WORK TO BE COMPLETED: Nothing but the images should be left out when the entries are restated word for word.

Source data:

*** Block opens ***

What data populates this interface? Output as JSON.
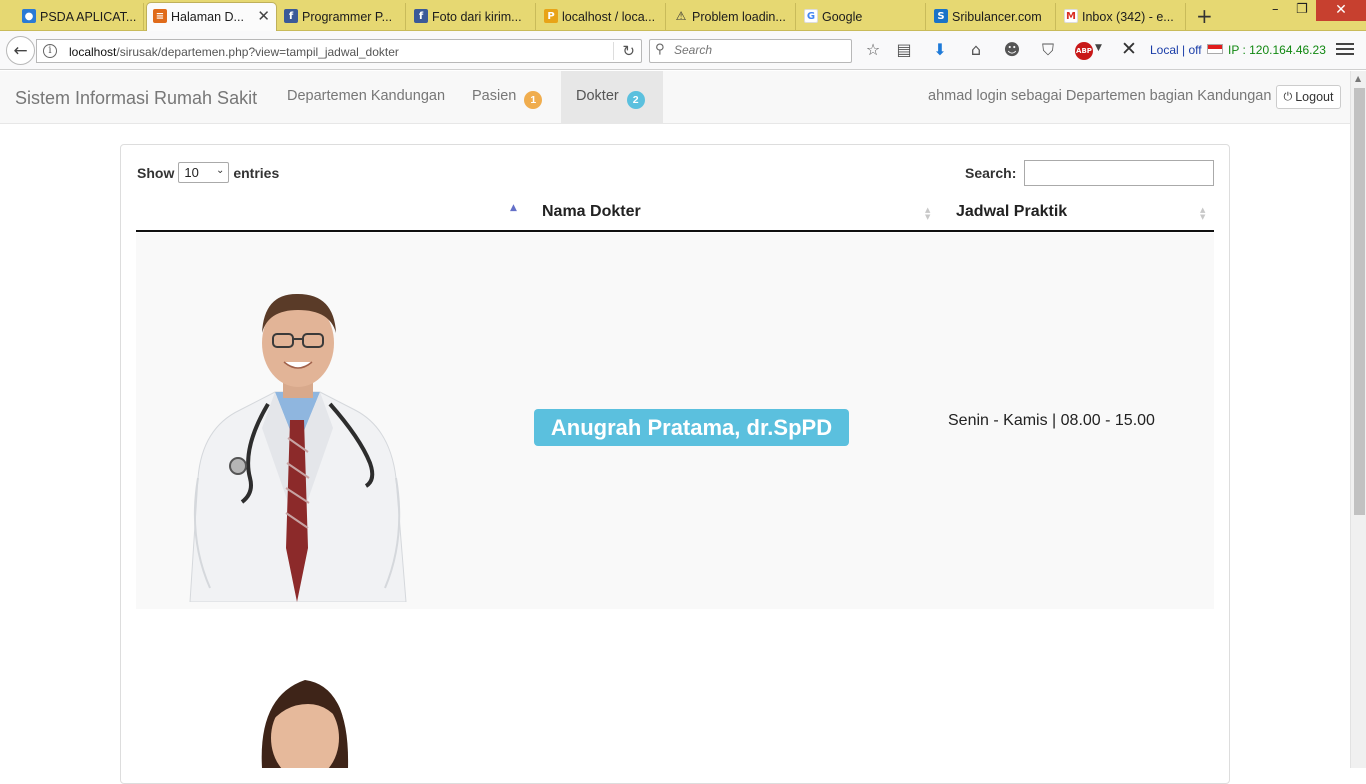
{
  "browser": {
    "tabs": [
      {
        "label": "PSDA APLICAT...",
        "favicon": "drop-icon",
        "color": "#2a7ad5",
        "glyph": "💧"
      },
      {
        "label": "Halaman D...",
        "favicon": "page-icon",
        "color": "#e06b1b",
        "glyph": "≡",
        "active": true
      },
      {
        "label": "Programmer P...",
        "favicon": "facebook-icon",
        "color": "#3b5998",
        "glyph": "f"
      },
      {
        "label": "Foto dari kirim...",
        "favicon": "facebook-icon",
        "color": "#3b5998",
        "glyph": "f"
      },
      {
        "label": "localhost / loca...",
        "favicon": "phpmyadmin-icon",
        "color": "#e8a317",
        "glyph": "P"
      },
      {
        "label": "Problem loadin...",
        "favicon": "warning-icon",
        "color": "#e6d872",
        "glyph": "⚠"
      },
      {
        "label": "Google",
        "favicon": "google-icon",
        "color": "#4285f4",
        "glyph": "G"
      },
      {
        "label": "Sribulancer.com",
        "favicon": "sribulancer-icon",
        "color": "#1a73c8",
        "glyph": "S"
      },
      {
        "label": "Inbox (342) - e...",
        "favicon": "gmail-icon",
        "color": "#d93025",
        "glyph": "M"
      }
    ],
    "url_host": "localhost",
    "url_path": "/sirusak/departemen.php?view=tampil_jadwal_dokter",
    "search_placeholder": "Search",
    "addon_local": "Local | off",
    "addon_ip": "IP : 120.164.46.23",
    "adblock_label": "ABP"
  },
  "app": {
    "brand": "Sistem Informasi Rumah Sakit",
    "nav": {
      "departemen": "Departemen Kandungan",
      "pasien": "Pasien",
      "pasien_badge": "1",
      "dokter": "Dokter",
      "dokter_badge": "2"
    },
    "login_text": "ahmad login sebagai Departemen bagian Kandungan |",
    "logout_label": "Logout"
  },
  "table": {
    "show_label": "Show",
    "entries_value": "10",
    "entries_label": "entries",
    "search_label": "Search:",
    "columns": [
      "Nama Dokter",
      "Jadwal Praktik"
    ],
    "rows": [
      {
        "name": "Anugrah Pratama, dr.SpPD",
        "schedule": "Senin - Kamis | 08.00 - 15.00"
      }
    ]
  }
}
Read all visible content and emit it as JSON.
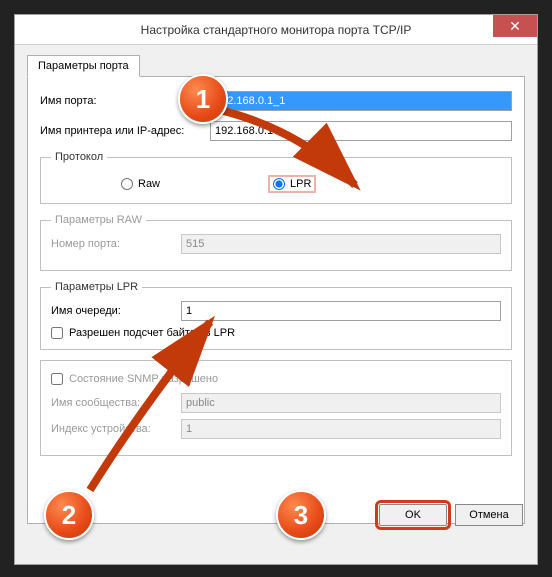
{
  "window": {
    "title": "Настройка стандартного монитора порта TCP/IP",
    "close_glyph": "✕"
  },
  "tab": {
    "label": "Параметры порта"
  },
  "fields": {
    "port_name_label": "Имя порта:",
    "port_name_value": "192.168.0.1_1",
    "printer_label": "Имя принтера или IP-адрес:",
    "printer_value": "192.168.0.1"
  },
  "protocol": {
    "legend": "Протокол",
    "raw_label": "Raw",
    "lpr_label": "LPR",
    "selected": "lpr"
  },
  "raw_group": {
    "legend": "Параметры RAW",
    "port_number_label": "Номер порта:",
    "port_number_value": "515"
  },
  "lpr_group": {
    "legend": "Параметры LPR",
    "queue_label": "Имя очереди:",
    "queue_value": "1",
    "count_label": "Разрешен подсчет байтов в LPR"
  },
  "snmp_group": {
    "enable_label": "Состояние SNMP разрешено",
    "community_label": "Имя сообщества:",
    "community_value": "public",
    "device_index_label": "Индекс устройства:",
    "device_index_value": "1"
  },
  "buttons": {
    "ok": "OK",
    "cancel": "Отмена"
  },
  "badges": {
    "b1": "1",
    "b2": "2",
    "b3": "3"
  }
}
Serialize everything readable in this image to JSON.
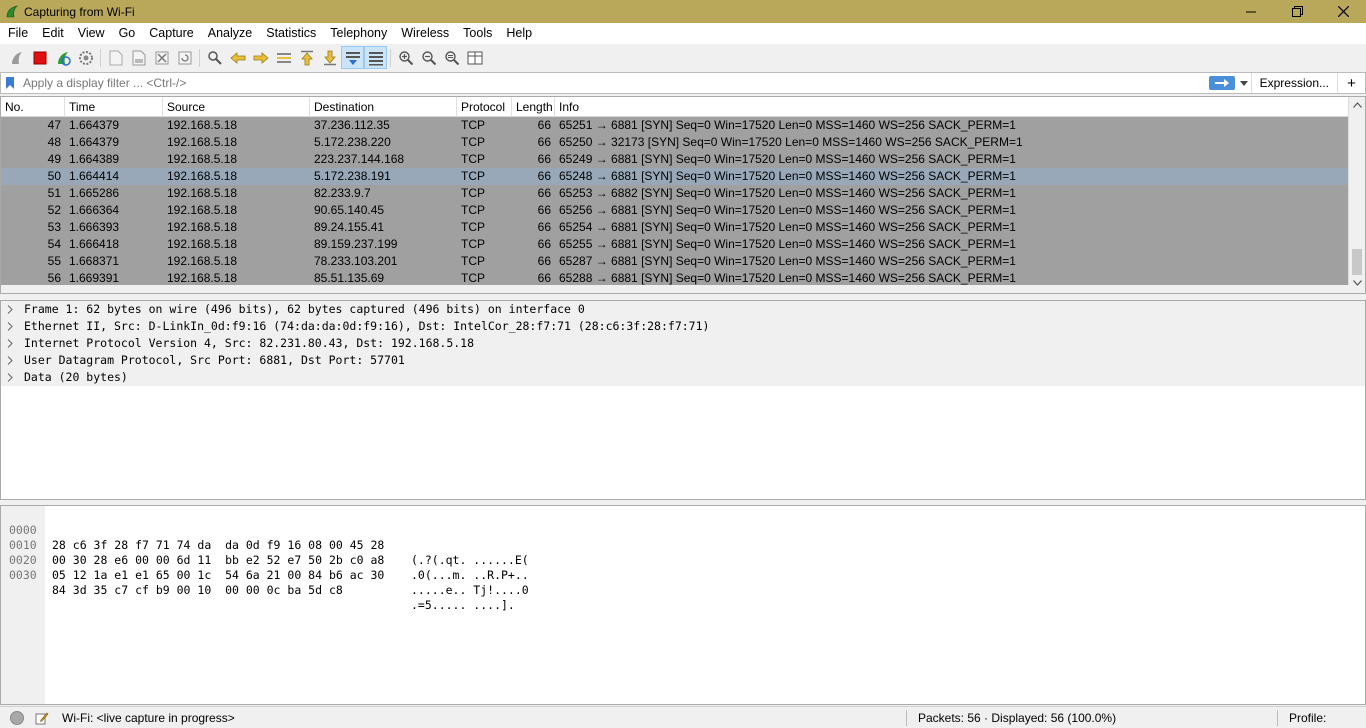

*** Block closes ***

ANSWER BELOW:
What data populates this interface? Output as JSON.
{
  "browser": {
    "tabs": [
      {
        "label": "PSDA APLICAT...",
        "favicon": "drop-icon",
        "color": "#2a7ad5",
        "glyph": "💧"
      },
      {
        "label": "Halaman D...",
        "favicon": "page-icon",
        "color": "#e06b1b",
        "glyph": "≡",
        "active": true
      },
      {
        "label": "Programmer P...",
        "favicon": "facebook-icon",
        "color": "#3b5998",
        "glyph": "f"
      },
      {
        "label": "Foto dari kirim...",
        "favicon": "facebook-icon",
        "color": "#3b5998",
        "glyph": "f"
      },
      {
        "label": "localhost / loca...",
        "favicon": "phpmyadmin-icon",
        "color": "#e8a317",
        "glyph": "P"
      },
      {
        "label": "Problem loadin...",
        "favicon": "warning-icon",
        "color": "#e6d872",
        "glyph": "⚠"
      },
      {
        "label": "Google",
        "favicon": "google-icon",
        "color": "#4285f4",
        "glyph": "G"
      },
      {
        "label": "Sribulancer.com",
        "favicon": "sribulancer-icon",
        "color": "#1a73c8",
        "glyph": "S"
      },
      {
        "label": "Inbox (342) - e...",
        "favicon": "gmail-icon",
        "color": "#d93025",
        "glyph": "M"
      }
    ],
    "url_host": "localhost",
    "url_path": "/sirusak/departemen.php?view=tampil_jadwal_dokter",
    "search_placeholder": "Search",
    "addon_local": "Local | off",
    "addon_ip": "IP : 120.164.46.23",
    "adblock_label": "ABP"
  },
  "app": {
    "brand": "Sistem Informasi Rumah Sakit",
    "nav": {
      "departemen": "Departemen Kandungan",
      "pasien": "Pasien",
      "pasien_badge": "1",
      "dokter": "Dokter",
      "dokter_badge": "2"
    },
    "login_text": "ahmad login sebagai Departemen bagian Kandungan |",
    "logout_label": "Logout"
  },
  "table": {
    "show_label": "Show",
    "entries_value": "10",
    "entries_label": "entries",
    "search_label": "Search:",
    "columns": [
      "Nama Dokter",
      "Jadwal Praktik"
    ],
    "rows": [
      {
        "name": "Anugrah Pratama, dr.SpPD",
        "schedule": "Senin - Kamis | 08.00 - 15.00"
      }
    ]
  }
}
Read all visible content and emit it as JSON.
{
  "window": {
    "title": "Настройка стандартного монитора порта TCP/IP",
    "close_glyph": "✕"
  },
  "tab": {
    "label": "Параметры порта"
  },
  "fields": {
    "port_name_label": "Имя порта:",
    "port_name_value": "192.168.0.1_1",
    "printer_label": "Имя принтера или IP-адрес:",
    "printer_value": "192.168.0.1"
  },
  "protocol": {
    "legend": "Протокол",
    "raw_label": "Raw",
    "lpr_label": "LPR",
    "selected": "lpr"
  },
  "raw_group": {
    "legend": "Параметры RAW",
    "port_number_label": "Номер порта:",
    "port_number_value": "515"
  },
  "lpr_group": {
    "legend": "Параметры LPR",
    "queue_label": "Имя очереди:",
    "queue_value": "1",
    "count_label": "Разрешен подсчет байтов в LPR"
  },
  "snmp_group": {
    "enable_label": "Состояние SNMP разрешено",
    "community_label": "Имя сообщества:",
    "community_value": "public",
    "device_index_label": "Индекс устройства:",
    "device_index_value": "1"
  },
  "buttons": {
    "ok": "OK",
    "cancel": "Отмена"
  },
  "badges": {
    "b1": "1",
    "b2": "2",
    "b3": "3"
  }
}
Serialize everything readable in this image to JSON.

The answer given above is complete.